The women's campaign had begun in Seoul with a call for a public memorial and had escalated into impromptu confrontations with Japanese diplomats. Their tactical leader, an active feminist, was Professor Yun Chun Ok of Eiwa Women's University. As a young schoolgirl, Professor Yun herself had narrowly escaped abduction and conscription into the brothels. Aided by church women and a sisterly coalition of Japanese feminists who were equally intent on righting an historic wrong, the Koreans' demand for belated justice was covered widely by the foreign media, putting the term "comfort women" into the international lexicon.
Thus, the world learned of a highly organized trafficking system during the Pacific War run by the Japanese Imperial Army, secret police, and local "labor recruiters" using the ruse of legitimate jobs for good pay. Girls and women taken from country village, or hijacked in a broad daylight on city streets, became a human cargo that was transported to barracks on frontline posts, jungle airstrips, and base camps, where the captives remained in sexual servitude until the war's end.
Japan's military brothels were not exactly an undocumented story when the Korean comfort women launched their international campaign. Two books on the subject published in 1970s had assumed a modest place in Japan's growing literature of conscience, but the research of Kim Il Myon, a Korean, and Senda Kako, a Japanese, had produced little interest and only scant indignation. It took the rise of an indigenous feminist movement in Asia to supply the moral outrage and place the dormant issue in a modern context.

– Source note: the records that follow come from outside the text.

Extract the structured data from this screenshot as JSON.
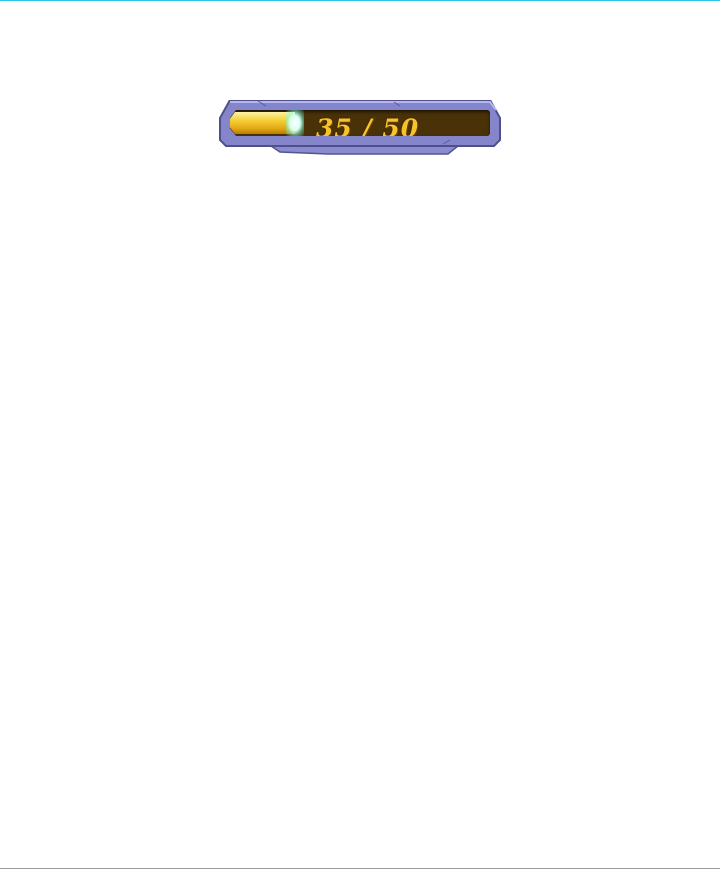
{
  "progress_bar": {
    "current": "35",
    "separator": "/",
    "max": "50",
    "fill_fraction": 0.25,
    "colors": {
      "frame": "#7f7fc6",
      "track": "#4a3208",
      "fill": "#f6d23c",
      "text": "#f6c32a",
      "glow": "#d8fff4"
    }
  }
}
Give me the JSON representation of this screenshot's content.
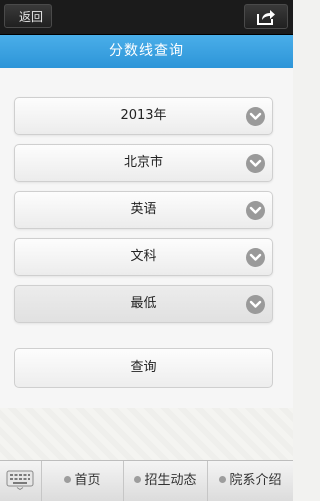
{
  "header": {
    "back_label": "返回",
    "share_icon": "share-icon"
  },
  "title": "分数线查询",
  "selects": [
    {
      "value": "2013年"
    },
    {
      "value": "北京市"
    },
    {
      "value": "英语"
    },
    {
      "value": "文科"
    },
    {
      "value": "最低"
    }
  ],
  "query_label": "查询",
  "tabs": [
    {
      "label": "首页"
    },
    {
      "label": "招生动态"
    },
    {
      "label": "院系介绍"
    }
  ],
  "colors": {
    "title_bar": "#2d95d8",
    "top_bar": "#1b1b1b"
  }
}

Yuki Tanaka, the son of a Japanese military man, is the latest historian, and certainly the most meticulous, exhaustive scholar, to explore the dimensions of the comfort women story. In addition to ferreting out fresh documentations from buried and forgotten sources, he creates and original overview by moving backward and forward in time from the World War II era. He offers a capsule history of Japanese prostitution in foreign and domestic ports in the nineteenth century as Japan sought to expand its international trade (making the interesting point that the trade in women's flesh helped to jump-start capitalist enterprise). He compares Japan's wartime comfort stations with the brothels hastily set up by the defeated rulers for American soldiers during the postwar Occupation (the coercion was economic need rather than brute force). And he notes the similarities between the comfort women's slavery-like barracks and the "rape camps" holding Bosnian women in the ethnic wars that tore apart the former Yugoslavia.
Professor Tanaka offers no excuses for what his country did to women in the Second World War II, but he sees it as part of a pervasive pattern of worldwide male aggression and domination. Trafficking in women has been on the increase, in China, Vietnam, Russia, and Eastern Europe, ever since the fall of communism exposed the destitute economies of these unfortunate countries. The moral lawlessness accompanying crude, rudimentary capitalism is not very different from the brutal sexual exploitation that accompanies warfare. The question for the future, of course is can it be stopped?
author of Against our
Will: Men, Women and Rape